GCSE and A level exams in England are set to go ahead next summer, but with delays and reduced content for some subjects.
Most exams will take place from 7 June – three weeks later than usual – except for English and Maths GCSEs, which will take place before the half-term break.
The delays are due to significant amounts of missed teaching due to the coronavirus pandemic.
However, critics say that more needs to be done to ensure that students have a fair chance of succeeding in exams under such difficult circumstances – including increased question choices.
The news follows Scotland’s decision to cancel National 5 qualifications and replace them with teacher assessments and coursework, whilst still going ahead with Highers.

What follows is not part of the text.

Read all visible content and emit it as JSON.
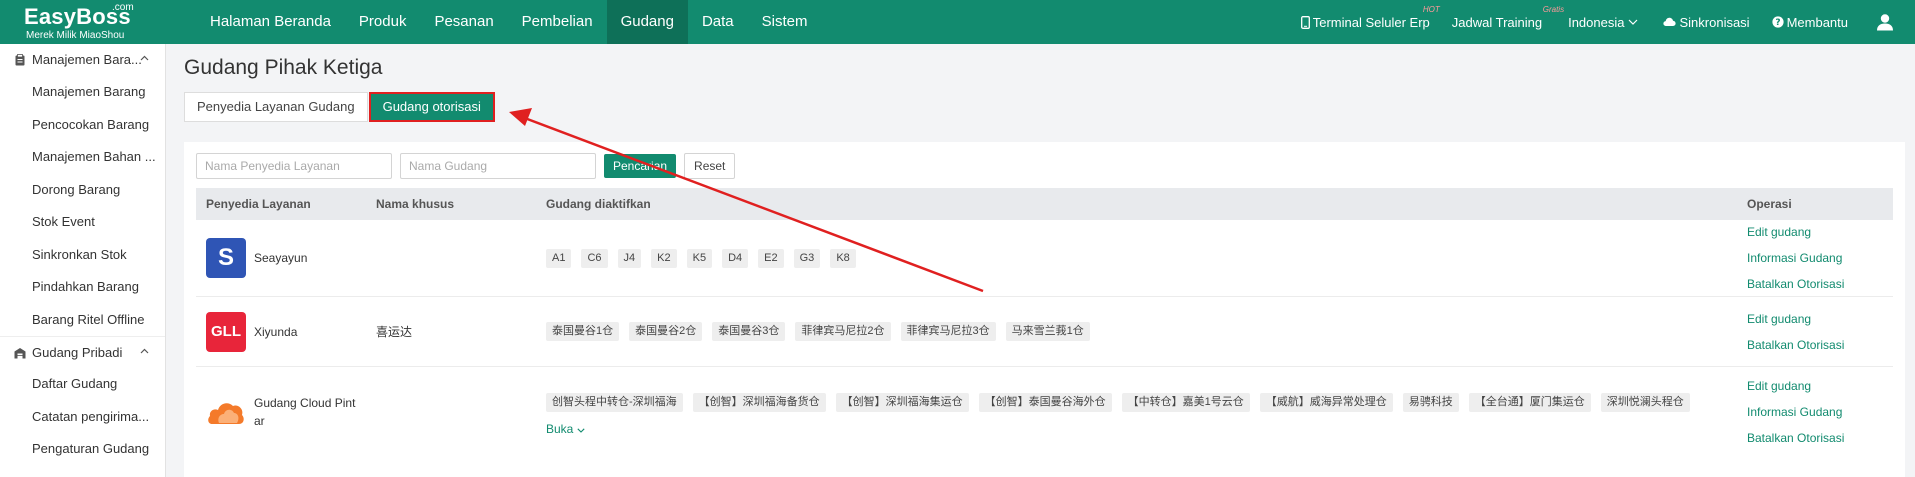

Education secretary Gavin Williamson said that "Exams are the fairest way of judging a student's performance so they will go ahead, underpinned by contingency measures developed in partnership with the sector.
"Students have experienced considerable disruption and it's right we give them, and their teachers, the certainty that exams will go ahead and more time to prepare."
However, there is frustration over the lack of clarity of these “contingency measures”, with some arguing that children in the North of England will be unfairly disadvantaged, as they have suffered the most disruption to teaching and learning.
Gavin Williamson said other measures would be decided later.
There are also concerns that a delay in exams will simply mean more exams crammed into a shorter space of time, which could also disadvantage students.
Some modifications to exams will be made – including removing field trips from geography and reducing the areas needing to be covered in English literature – but critics have called this merely “tinkering at the edges”.